When in reality I’d just caught the train from Kings Cross and had arrived in Camber an hour and a bit later.
Unlike the seaside towns that surround it alive with the ringing of arcades, there’s not that much going on around here, and that was just the way I liked it. With the glare of LCD screens and Blackberry bleeps filling up my day-to-day life, it was refreshing to switch off and mend my sketchy relationship with nature at Camber Sands, sliding down mountainous grassy sand dunes and meandering along the expansive golden bay studded with sea shells. It felt almost alien and that’s probably why it recently made a cameo in Dr. Who.
There are many bohemian quirks to the Gallivant Hotel, like the bedside tables filled with seashells and the wooden carvings of fish hanging from the restaurant walls, created by one of the hotel owners friends after finding some drift wood while wandering the beach.
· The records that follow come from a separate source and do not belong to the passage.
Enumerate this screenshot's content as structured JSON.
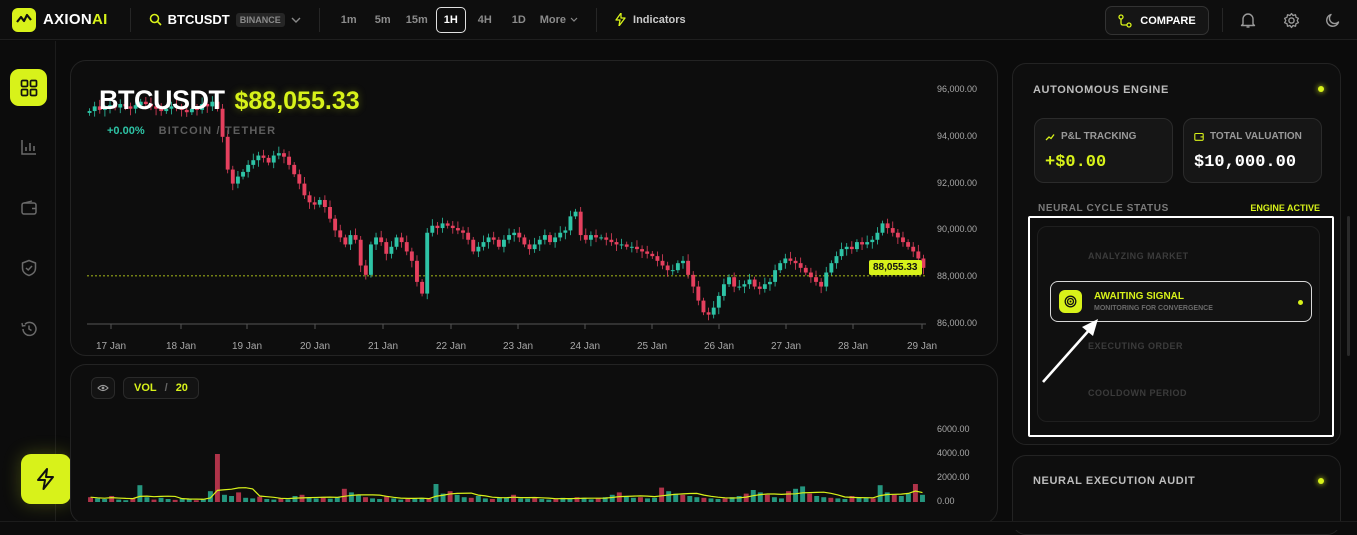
{
  "app": {
    "brand_part1": "AXION",
    "brand_part2": "AI",
    "accent": "#d8f21a"
  },
  "header": {
    "symbol": "BTCUSDT",
    "exchange": "BINANCE",
    "timeframes": [
      "1m",
      "5m",
      "15m",
      "1H",
      "4H",
      "1D"
    ],
    "active_timeframe": "1H",
    "more_label": "More",
    "indicators_label": "Indicators",
    "compare_label": "COMPARE"
  },
  "sidebar": {
    "items": [
      "grid-icon",
      "bar-chart-icon",
      "wallet-icon",
      "shield-icon",
      "history-icon"
    ],
    "active": 0
  },
  "chart": {
    "symbol": "BTCUSDT",
    "price": "$88,055.33",
    "change": "+0.00%",
    "pair_label": "BITCOIN / TETHER",
    "price_tag": "88,055.33",
    "up_color": "#2ec4a6",
    "down_color": "#e5405e"
  },
  "volume": {
    "label": "VOL",
    "separator": "/",
    "period": "20",
    "y_ticks": [
      "6000.00",
      "4000.00",
      "2000.00",
      "0.00"
    ]
  },
  "chart_data": {
    "type": "candlestick",
    "title": "",
    "y_ticks": [
      "96,000.00",
      "94,000.00",
      "92,000.00",
      "90,000.00",
      "88,000.00",
      "86,000.00"
    ],
    "ylim": [
      86000,
      96000
    ],
    "x_ticks": [
      "17 Jan",
      "18 Jan",
      "19 Jan",
      "20 Jan",
      "21 Jan",
      "22 Jan",
      "23 Jan",
      "24 Jan",
      "25 Jan",
      "26 Jan",
      "27 Jan",
      "28 Jan",
      "29 Jan"
    ],
    "close_path": [
      95100,
      95300,
      95150,
      95200,
      95350,
      95250,
      95400,
      95300,
      95200,
      95350,
      95500,
      95400,
      95300,
      95200,
      95100,
      95200,
      95300,
      95250,
      95150,
      95050,
      95200,
      95150,
      95400,
      95300,
      95500,
      95200,
      94000,
      92600,
      92000,
      92300,
      92500,
      92800,
      93000,
      93200,
      93100,
      92900,
      93200,
      93300,
      93150,
      92800,
      92400,
      92000,
      91500,
      91200,
      91100,
      91300,
      91000,
      90500,
      90000,
      89700,
      89400,
      89800,
      89600,
      88500,
      88100,
      89400,
      89700,
      89500,
      89000,
      89300,
      89700,
      89500,
      89100,
      88700,
      87800,
      87300,
      89900,
      90200,
      90100,
      90300,
      90200,
      90100,
      90000,
      89900,
      89600,
      89100,
      89300,
      89500,
      89700,
      89600,
      89300,
      89600,
      89800,
      89900,
      89700,
      89400,
      89200,
      89400,
      89600,
      89800,
      89500,
      89700,
      89900,
      90000,
      90600,
      90800,
      89800,
      89600,
      89800,
      89700,
      89700,
      89600,
      89500,
      89400,
      89400,
      89300,
      89300,
      89200,
      89100,
      89000,
      88900,
      88700,
      88500,
      88300,
      88300,
      88600,
      88700,
      88100,
      87600,
      87000,
      86500,
      86400,
      86700,
      87200,
      87700,
      88000,
      87600,
      87600,
      87700,
      87900,
      87600,
      87500,
      87700,
      87800,
      88300,
      88600,
      88800,
      88700,
      88600,
      88400,
      88200,
      88000,
      87800,
      87600,
      88200,
      88600,
      88900,
      89200,
      89300,
      89200,
      89500,
      89400,
      89500,
      89600,
      89900,
      90300,
      90100,
      89900,
      89700,
      89500,
      89300,
      89100,
      88800,
      88400
    ],
    "last_price": 88055.33,
    "volume_path": [
      400,
      300,
      250,
      500,
      200,
      150,
      300,
      1400,
      400,
      200,
      350,
      250,
      180,
      300,
      220,
      150,
      260,
      900,
      4000,
      600,
      500,
      800,
      350,
      300,
      450,
      250,
      200,
      300,
      220,
      500,
      600,
      350,
      300,
      420,
      280,
      380,
      1100,
      800,
      600,
      400,
      300,
      250,
      500,
      300,
      200,
      250,
      300,
      350,
      280,
      1500,
      700,
      900,
      600,
      400,
      350,
      500,
      300,
      250,
      400,
      350,
      600,
      300,
      280,
      320,
      250,
      200,
      300,
      350,
      280,
      400,
      350,
      220,
      300,
      400,
      600,
      800,
      500,
      350,
      400,
      300,
      350,
      1200,
      900,
      700,
      600,
      500,
      400,
      350,
      300,
      250,
      300,
      400,
      500,
      700,
      1000,
      800,
      600,
      400,
      300,
      900,
      1100,
      1300,
      700,
      500,
      400,
      350,
      300,
      250,
      500,
      400,
      350,
      300,
      1400,
      800,
      600,
      500,
      700,
      1500,
      600
    ]
  },
  "engine": {
    "title": "AUTONOMOUS ENGINE",
    "pnl_label": "P&L TRACKING",
    "pnl_value": "+$0.00",
    "valuation_label": "TOTAL VALUATION",
    "valuation_value": "$10,000.00",
    "cycle_title": "NEURAL CYCLE STATUS",
    "engine_status": "ENGINE ACTIVE",
    "stages": [
      "ANALYZING MARKET",
      "AWAITING SIGNAL",
      "EXECUTING ORDER",
      "COOLDOWN PERIOD"
    ],
    "active_stage_title": "AWAITING SIGNAL",
    "active_stage_sub": "MONITORING FOR CONVERGENCE"
  },
  "audit": {
    "title": "NEURAL EXECUTION AUDIT"
  }
}
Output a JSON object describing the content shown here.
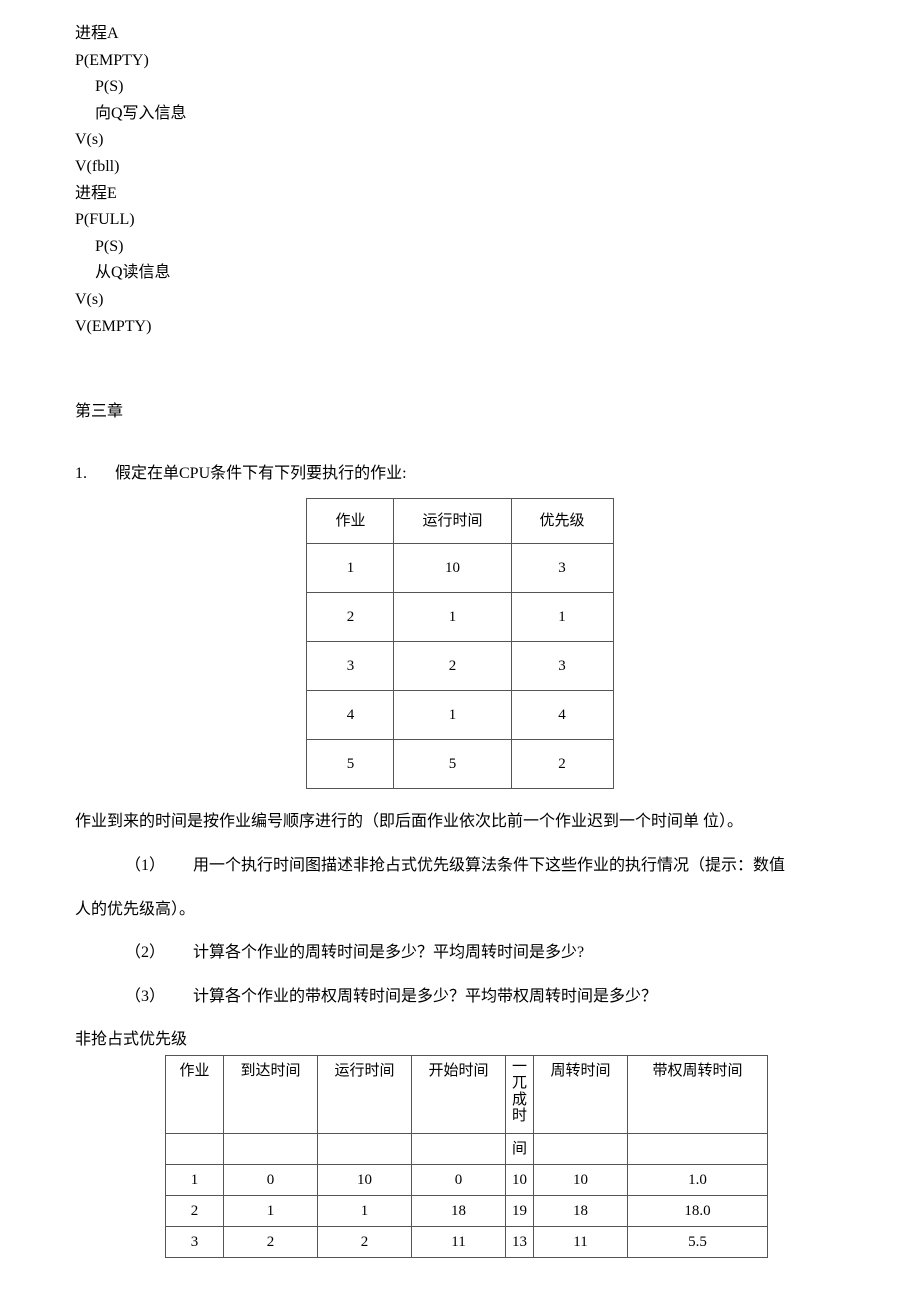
{
  "code": {
    "procA_title": "进程A",
    "line1": "P(EMPTY)",
    "line2": "P(S)",
    "line3": "向Q写入信息",
    "line4": "V(s)",
    "line5": "V(fbll)",
    "procE_title": "进程E",
    "line6": "P(FULL)",
    "line7": "P(S)",
    "line8": "从Q读信息",
    "line9": "V(s)",
    "line10": "V(EMPTY)"
  },
  "chapter": "第三章",
  "q1": {
    "num": "1.",
    "text": "假定在单CPU条件下有下列要执行的作业:"
  },
  "table1": {
    "headers": [
      "作业",
      "运行时间",
      "优先级"
    ],
    "rows": [
      [
        "1",
        "10",
        "3"
      ],
      [
        "2",
        "1",
        "1"
      ],
      [
        "3",
        "2",
        "3"
      ],
      [
        "4",
        "1",
        "4"
      ],
      [
        "5",
        "5",
        "2"
      ]
    ]
  },
  "para1": "作业到来的时间是按作业编号顺序进行的（即后面作业依次比前一个作业迟到一个时间单 位）。",
  "sub1": {
    "num": "（1）",
    "text": "用一个执行时间图描述非抢占式优先级算法条件下这些作业的执行情况（提示：数值"
  },
  "sub1_cont": "人的优先级高）。",
  "sub2": {
    "num": "（2）",
    "text": "计算各个作业的周转时间是多少？平均周转时间是多少?"
  },
  "sub3": {
    "num": "（3）",
    "text": "计算各个作业的带权周转时间是多少？平均带权周转时间是多少？"
  },
  "table2_title": "非抢占式优先级",
  "table2": {
    "headers": {
      "job": "作业",
      "arrive": "到达时间",
      "run": "运行时间",
      "start": "开始时间",
      "finish_p1": "一\n兀\n成\n时",
      "finish_p2": "间",
      "turn": "周转时间",
      "wturn": "带权周转时间"
    },
    "rows": [
      [
        "1",
        "0",
        "10",
        "0",
        "10",
        "10",
        "1.0"
      ],
      [
        "2",
        "1",
        "1",
        "18",
        "19",
        "18",
        "18.0"
      ],
      [
        "3",
        "2",
        "2",
        "11",
        "13",
        "11",
        "5.5"
      ]
    ]
  }
}
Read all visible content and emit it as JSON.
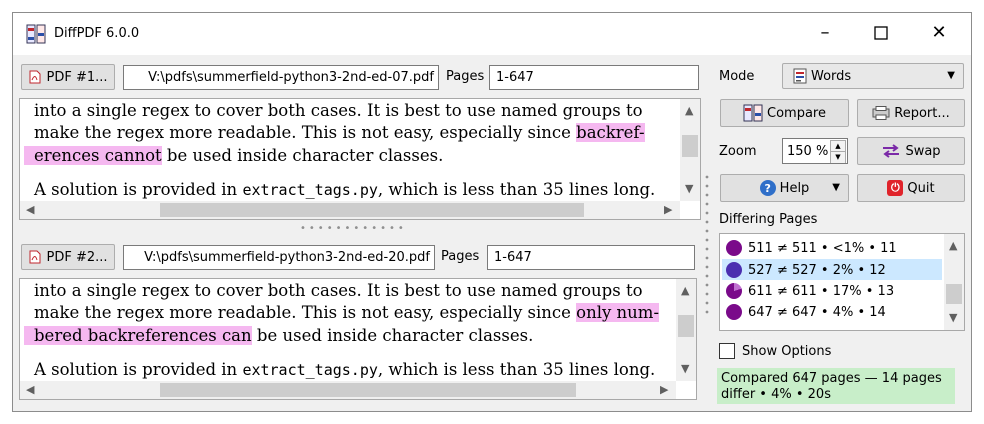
{
  "window": {
    "title": "DiffPDF 6.0.0"
  },
  "top": {
    "pdf_button": "PDF #1...",
    "file": "V:\\pdfs\\summerfield-python3-2nd-ed-07.pdf",
    "pages_label": "Pages",
    "pages": "1-647",
    "lines": [
      [
        "into a single regex to cover both cases.  It is best to use named groups to"
      ],
      [
        "make the regex more readable.  This is not easy, especially since ",
        "backref-"
      ],
      [
        "erences cannot",
        " be used inside character classes."
      ]
    ],
    "last_line_a": "A solution is provided in ",
    "last_line_code": "extract_tags.py",
    "last_line_b": ", which is less than 35 lines long."
  },
  "bottom": {
    "pdf_button": "PDF #2...",
    "file": "V:\\pdfs\\summerfield-python3-2nd-ed-20.pdf",
    "pages_label": "Pages",
    "pages": "1-647",
    "lines": [
      [
        "into a single regex to cover both cases.  It is best to use named groups to"
      ],
      [
        "make the regex more readable.  This is not easy, especially since ",
        "only num-"
      ],
      [
        "bered backreferences can",
        " be used inside character classes."
      ]
    ],
    "last_line_a": "A solution is provided in ",
    "last_line_code": "extract_tags.py",
    "last_line_b": ", which is less than 35 lines long."
  },
  "controls": {
    "mode_label": "Mode",
    "mode_value": "Words",
    "compare": "Compare",
    "report": "Report...",
    "zoom_label": "Zoom",
    "zoom_value": "150 %",
    "swap": "Swap",
    "help": "Help",
    "quit": "Quit",
    "differing_label": "Differing Pages",
    "differing": [
      {
        "text": "511 ≠ 511 • <1% • 11",
        "color": "#7a0a8a"
      },
      {
        "text": "527 ≠ 527 • 2% • 12",
        "color": "#4b2fb0"
      },
      {
        "text": "611 ≠ 611 • 17% • 13",
        "color": "#7a0a8a"
      },
      {
        "text": "647 ≠ 647 • 4% • 14",
        "color": "#7a0a8a"
      }
    ],
    "show_options": "Show Options",
    "status_line1": "Compared 647 pages — 14 pages",
    "status_line2": "differ • 4% • 20s"
  },
  "colors": {
    "highlight": "#f5b8f0",
    "selected_row": "#cce8ff",
    "status_bg": "#c8eec9",
    "quit_red": "#e0242b",
    "swap_purple": "#7b2aa8",
    "help_blue": "#2f6fc9"
  }
}
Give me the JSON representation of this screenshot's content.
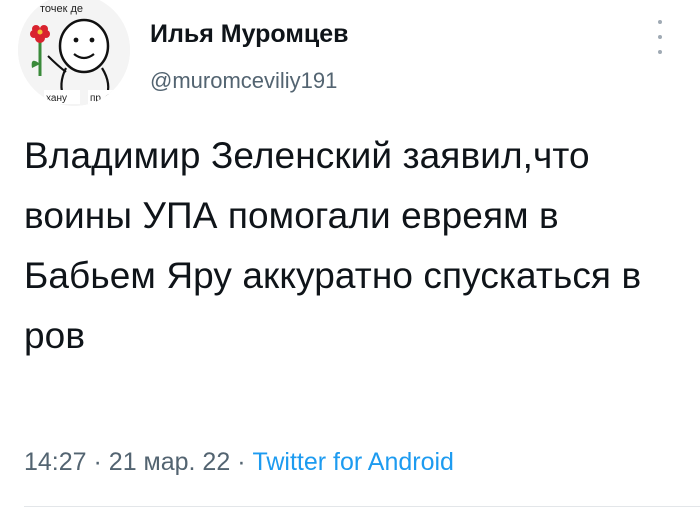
{
  "tweet": {
    "author": {
      "name": "Илья Муромцев",
      "handle": "@muromceviliy191",
      "avatar": {
        "icon": "meme-face-avatar-icon",
        "top_text": "точек де",
        "bottom_left_text": "хану",
        "bottom_right_text": "пр"
      }
    },
    "text": "Владимир Зеленский заявил,что воины УПА помогали евреям в Бабьем Яру аккуратно спускаться в ров",
    "time": "14:27",
    "separator": "·",
    "date": "21 мар. 22",
    "source": "Twitter for Android",
    "more_icon": "more-vertical-icon"
  },
  "colors": {
    "text": "#0f1419",
    "secondary": "#536471",
    "link": "#1d9bf0",
    "flower": "#d9232e"
  }
}
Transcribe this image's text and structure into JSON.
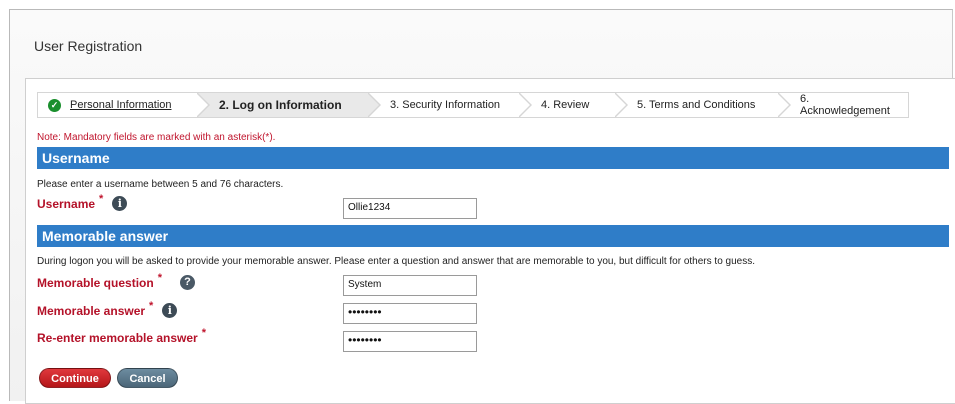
{
  "page": {
    "title": "User Registration"
  },
  "steps": [
    {
      "label": "Personal Information",
      "state": "done"
    },
    {
      "label": "2. Log on Information",
      "state": "active"
    },
    {
      "label": "3. Security Information",
      "state": "pending"
    },
    {
      "label": "4. Review",
      "state": "pending"
    },
    {
      "label": "5. Terms and Conditions",
      "state": "pending"
    },
    {
      "label": "6. Acknowledgement",
      "state": "pending"
    }
  ],
  "note": "Note: Mandatory fields are marked with an asterisk(*).",
  "username_section": {
    "heading": "Username",
    "description": "Please enter a username between 5 and 76 characters.",
    "field_label": "Username",
    "asterisk": "*",
    "value": "Ollie1234"
  },
  "memorable_section": {
    "heading": "Memorable answer",
    "description": "During logon you will be asked to provide your memorable answer. Please enter a question and answer that are memorable to you, but difficult for others to guess.",
    "question_label": "Memorable question",
    "question_value": "System",
    "answer_label": "Memorable answer",
    "answer_value": "••••••••",
    "reenter_label": "Re-enter memorable answer",
    "reenter_value": "••••••••",
    "asterisk": "*"
  },
  "buttons": {
    "continue": "Continue",
    "cancel": "Cancel"
  },
  "icons": {
    "info": "i",
    "help": "?",
    "check": "✓"
  },
  "colors": {
    "section_bar": "#2f7dc8",
    "label_red": "#b41229",
    "continue_red": "#c8242a",
    "cancel_slate": "#5a7486",
    "check_green": "#1a8f2d"
  }
}
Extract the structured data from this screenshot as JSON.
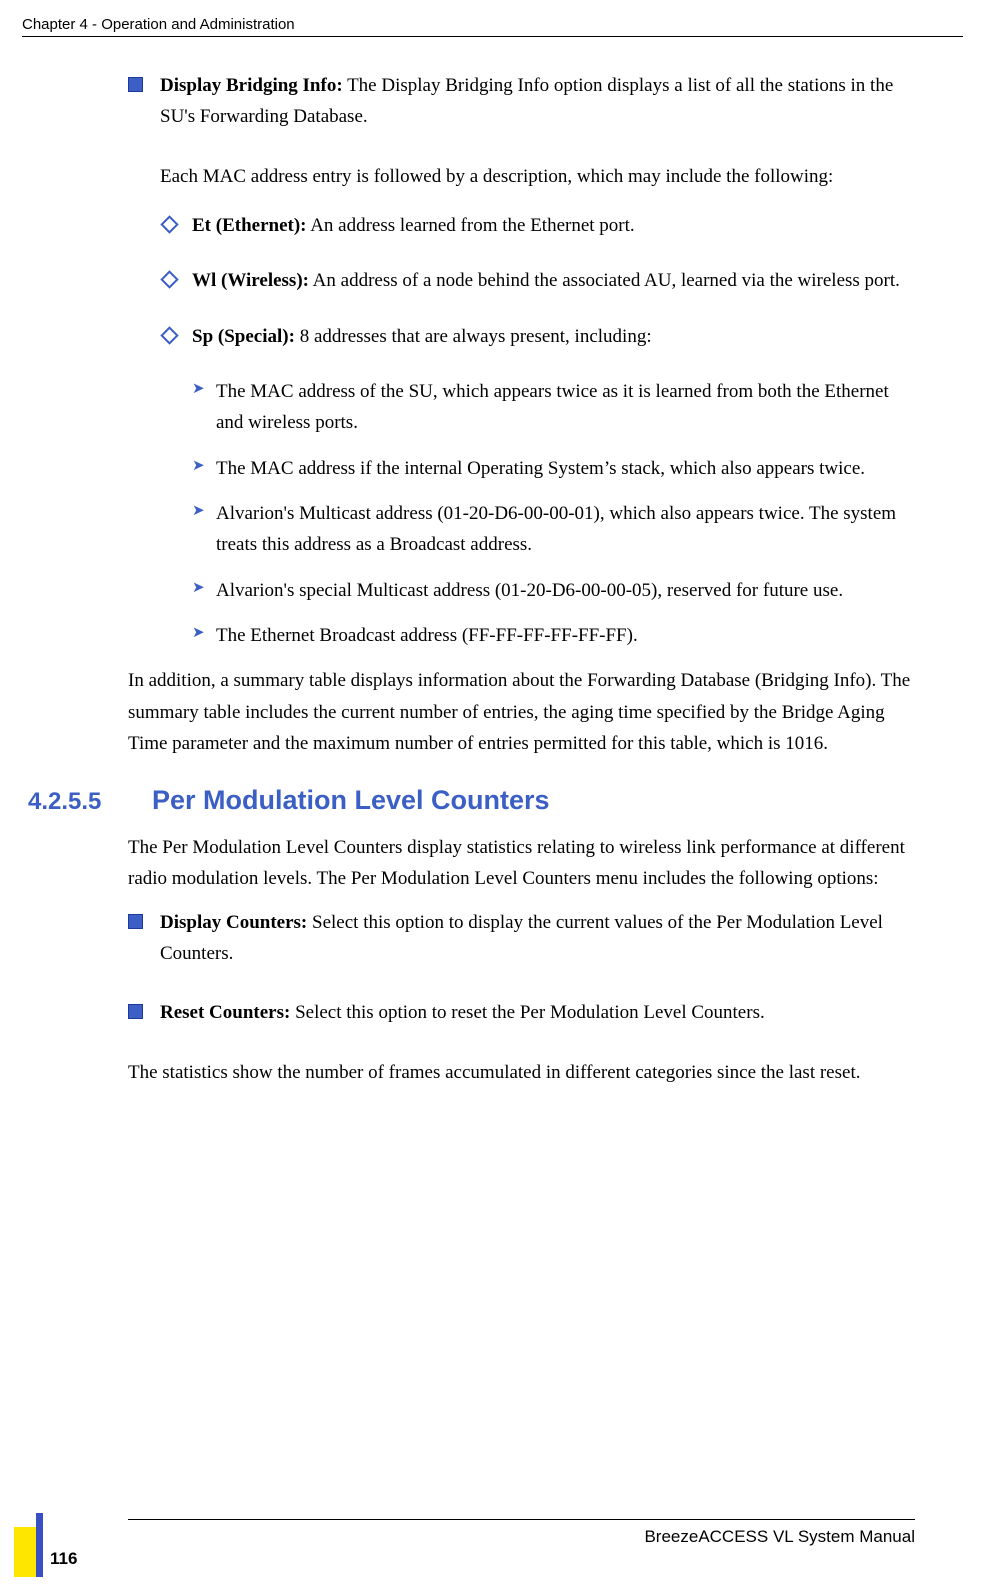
{
  "header": {
    "chapter": "Chapter 4 - Operation and Administration"
  },
  "main": {
    "bridging": {
      "label": "Display Bridging Info:",
      "text": " The Display Bridging Info option displays a list of all the stations in the SU's Forwarding Database.",
      "followup": "Each MAC address entry is followed by a description, which may include the following:",
      "items": [
        {
          "label": "Et (Ethernet):",
          "text": " An address learned from the Ethernet port."
        },
        {
          "label": "Wl (Wireless):",
          "text": " An address of a node behind the associated AU, learned via the wireless port."
        },
        {
          "label": "Sp (Special):",
          "text": " 8 addresses that are always present, including:"
        }
      ],
      "special_items": [
        "The MAC address of the SU, which appears twice as it is learned from both the Ethernet and wireless ports.",
        "The MAC address if the internal Operating System’s stack, which also appears twice.",
        "Alvarion's Multicast address (01-20-D6-00-00-01), which also appears twice. The system treats this address as a Broadcast address.",
        "Alvarion's special Multicast address (01-20-D6-00-00-05), reserved for future use.",
        "The Ethernet Broadcast address (FF-FF-FF-FF-FF-FF)."
      ],
      "summary": "In addition, a summary table displays information about the Forwarding Database (Bridging Info). The summary table includes the current number of entries, the aging time specified by the Bridge Aging Time parameter and the maximum number of entries permitted for this table, which is 1016."
    },
    "section": {
      "number": "4.2.5.5",
      "title": "Per Modulation Level Counters",
      "intro": "The Per Modulation Level Counters display statistics relating to wireless link performance at different radio modulation levels. The Per Modulation Level Counters menu includes the following options:",
      "options": [
        {
          "label": "Display Counters:",
          "text": " Select this option to display the current values of the Per Modulation Level Counters."
        },
        {
          "label": "Reset Counters:",
          "text": " Select this option to reset the Per Modulation Level Counters."
        }
      ],
      "closing": "The statistics show the number of frames accumulated in different categories since the last reset."
    }
  },
  "footer": {
    "manual": "BreezeACCESS VL System Manual",
    "page": "116"
  }
}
The Gallivant made me want to spend the rest of my life in flip-flops, just like the Dude from the Big Lebowski.
And as much as I could stroll around in my bath robe and flip-flops all day combing the beach for funny looking shells, I was actually here to do a ‘Boat to Plate’ fish cookery course, a subject I knew nothing about. But that was soon to change as we hopped on a minibus to Rye Harbour to visit the Market Fisheries see exactly where the cod, flounder and world-famous Rye scallops we’d soon be cooking and then eating came from.
The Gallivant takes local produce very seriously, sourcing as much of its food as possible within a 30-mile radius, including their melt-in-the-mouth Romney Marsh lamb and all that freshly caught south-coast fish I’d just seen pulsating in the crates. In fact, the menu changes day-to-day depending on what the boats bring back to Rye.
After meeting the local fish mongers, it was back to the hotel for our master class with Head Chef, Trevor where I go my hands dirty forcefully opening a humongous scallop and then learning the secrets to the perfect Sussex Pond Pudding (a dessert I’ve never head of, funny that!) A true Yorkshireman, Trevor takes a no-nonsense rustic approach to cooking so the course is a very relaxed affair which was perfect for a novice like me.
We finished the evening with a feast fit for kings in the Beach Bistro, filled with dishes we’d covered in the course along with the famous lamb, deep-fried flounder, ham hock terrine and some of the best English wines I’ve tasted. I’m still digesting.
To find out more about the hotel’s cookery courses, or to book your own boutique getaway in a nautical-themed suite, head to the Gallivant Hotel website. And for more ideas on what to see and do along the coast, take a look at our guide to England’s beaches and coastline.